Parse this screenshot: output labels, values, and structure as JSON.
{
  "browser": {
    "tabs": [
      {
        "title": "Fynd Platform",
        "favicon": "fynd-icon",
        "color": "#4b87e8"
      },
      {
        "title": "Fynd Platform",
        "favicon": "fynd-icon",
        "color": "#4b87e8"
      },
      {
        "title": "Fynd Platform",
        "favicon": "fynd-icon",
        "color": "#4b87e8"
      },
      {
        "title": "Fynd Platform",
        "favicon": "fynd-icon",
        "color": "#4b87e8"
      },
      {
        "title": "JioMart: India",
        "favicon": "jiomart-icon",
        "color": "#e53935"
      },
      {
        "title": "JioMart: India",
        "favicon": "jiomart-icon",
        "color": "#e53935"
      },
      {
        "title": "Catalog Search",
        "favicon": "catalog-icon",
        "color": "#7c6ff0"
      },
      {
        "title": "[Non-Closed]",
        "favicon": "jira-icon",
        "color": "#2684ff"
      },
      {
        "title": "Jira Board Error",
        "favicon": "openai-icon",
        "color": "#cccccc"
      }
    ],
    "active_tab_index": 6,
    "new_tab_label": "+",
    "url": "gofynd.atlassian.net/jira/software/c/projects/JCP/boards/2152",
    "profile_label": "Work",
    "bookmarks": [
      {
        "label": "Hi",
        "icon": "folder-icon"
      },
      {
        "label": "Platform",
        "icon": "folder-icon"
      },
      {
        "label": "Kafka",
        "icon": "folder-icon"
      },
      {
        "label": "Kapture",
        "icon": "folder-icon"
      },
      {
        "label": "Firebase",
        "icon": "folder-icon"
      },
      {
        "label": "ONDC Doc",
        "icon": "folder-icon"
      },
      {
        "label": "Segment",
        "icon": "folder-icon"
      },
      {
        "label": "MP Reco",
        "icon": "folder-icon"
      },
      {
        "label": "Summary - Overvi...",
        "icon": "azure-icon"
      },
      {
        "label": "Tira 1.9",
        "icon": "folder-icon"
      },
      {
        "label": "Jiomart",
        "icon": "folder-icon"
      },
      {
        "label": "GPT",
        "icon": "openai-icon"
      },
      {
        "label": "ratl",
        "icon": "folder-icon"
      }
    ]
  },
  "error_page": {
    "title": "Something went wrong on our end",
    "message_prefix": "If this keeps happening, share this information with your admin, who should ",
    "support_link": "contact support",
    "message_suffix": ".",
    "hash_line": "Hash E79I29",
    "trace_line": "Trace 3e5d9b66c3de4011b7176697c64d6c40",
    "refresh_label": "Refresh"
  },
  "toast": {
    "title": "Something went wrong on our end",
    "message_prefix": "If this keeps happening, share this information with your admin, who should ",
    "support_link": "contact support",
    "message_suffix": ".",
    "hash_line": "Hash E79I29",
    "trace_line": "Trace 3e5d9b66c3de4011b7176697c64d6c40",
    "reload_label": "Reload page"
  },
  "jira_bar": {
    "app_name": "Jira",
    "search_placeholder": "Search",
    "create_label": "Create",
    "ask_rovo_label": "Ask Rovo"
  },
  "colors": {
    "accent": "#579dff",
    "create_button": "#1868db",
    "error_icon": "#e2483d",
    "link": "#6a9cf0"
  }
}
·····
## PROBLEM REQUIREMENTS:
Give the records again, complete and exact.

## ANSWER BOX:
Parse this screenshot: output labels, values, and structure as JSON.
{
  "browser": {
    "tabs": [
      {
        "title": "Fynd Platform",
        "favicon": "fynd-icon",
        "color": "#4b87e8"
      },
      {
        "title": "Fynd Platform",
        "favicon": "fynd-icon",
        "color": "#4b87e8"
      },
      {
        "title": "Fynd Platform",
        "favicon": "fynd-icon",
        "color": "#4b87e8"
      },
      {
        "title": "Fynd Platform",
        "favicon": "fynd-icon",
        "color": "#4b87e8"
      },
      {
        "title": "JioMart: India",
        "favicon": "jiomart-icon",
        "color": "#e53935"
      },
      {
        "title": "JioMart: India",
        "favicon": "jiomart-icon",
        "color": "#e53935"
      },
      {
        "title": "Catalog Search",
        "favicon": "catalog-icon",
        "color": "#7c6ff0"
      },
      {
        "title": "[Non-Closed]",
        "favicon": "jira-icon",
        "color": "#2684ff"
      },
      {
        "title": "Jira Board Error",
        "favicon": "openai-icon",
        "color": "#cccccc"
      }
    ],
    "active_tab_index": 6,
    "new_tab_label": "+",
    "url": "gofynd.atlassian.net/jira/software/c/projects/JCP/boards/2152",
    "profile_label": "Work",
    "bookmarks": [
      {
        "label": "Hi",
        "icon": "folder-icon"
      },
      {
        "label": "Platform",
        "icon": "folder-icon"
      },
      {
        "label": "Kafka",
        "icon": "folder-icon"
      },
      {
        "label": "Kapture",
        "icon": "folder-icon"
      },
      {
        "label": "Firebase",
        "icon": "folder-icon"
      },
      {
        "label": "ONDC Doc",
        "icon": "folder-icon"
      },
      {
        "label": "Segment",
        "icon": "folder-icon"
      },
      {
        "label": "MP Reco",
        "icon": "folder-icon"
      },
      {
        "label": "Summary - Overvi...",
        "icon": "azure-icon"
      },
      {
        "label": "Tira 1.9",
        "icon": "folder-icon"
      },
      {
        "label": "Jiomart",
        "icon": "folder-icon"
      },
      {
        "label": "GPT",
        "icon": "openai-icon"
      },
      {
        "label": "ratl",
        "icon": "folder-icon"
      }
    ]
  },
  "error_page": {
    "title": "Something went wrong on our end",
    "message_prefix": "If this keeps happening, share this information with your admin, who should ",
    "support_link": "contact support",
    "message_suffix": ".",
    "hash_line": "Hash E79I29",
    "trace_line": "Trace 3e5d9b66c3de4011b7176697c64d6c40",
    "refresh_label": "Refresh"
  },
  "toast": {
    "title": "Something went wrong on our end",
    "message_prefix": "If this keeps happening, share this information with your admin, who should ",
    "support_link": "contact support",
    "message_suffix": ".",
    "hash_line": "Hash E79I29",
    "trace_line": "Trace 3e5d9b66c3de4011b7176697c64d6c40",
    "reload_label": "Reload page"
  },
  "jira_bar": {
    "app_name": "Jira",
    "search_placeholder": "Search",
    "create_label": "Create",
    "ask_rovo_label": "Ask Rovo"
  },
  "colors": {
    "accent": "#579dff",
    "create_button": "#1868db",
    "error_icon": "#e2483d",
    "link": "#6a9cf0"
  }
}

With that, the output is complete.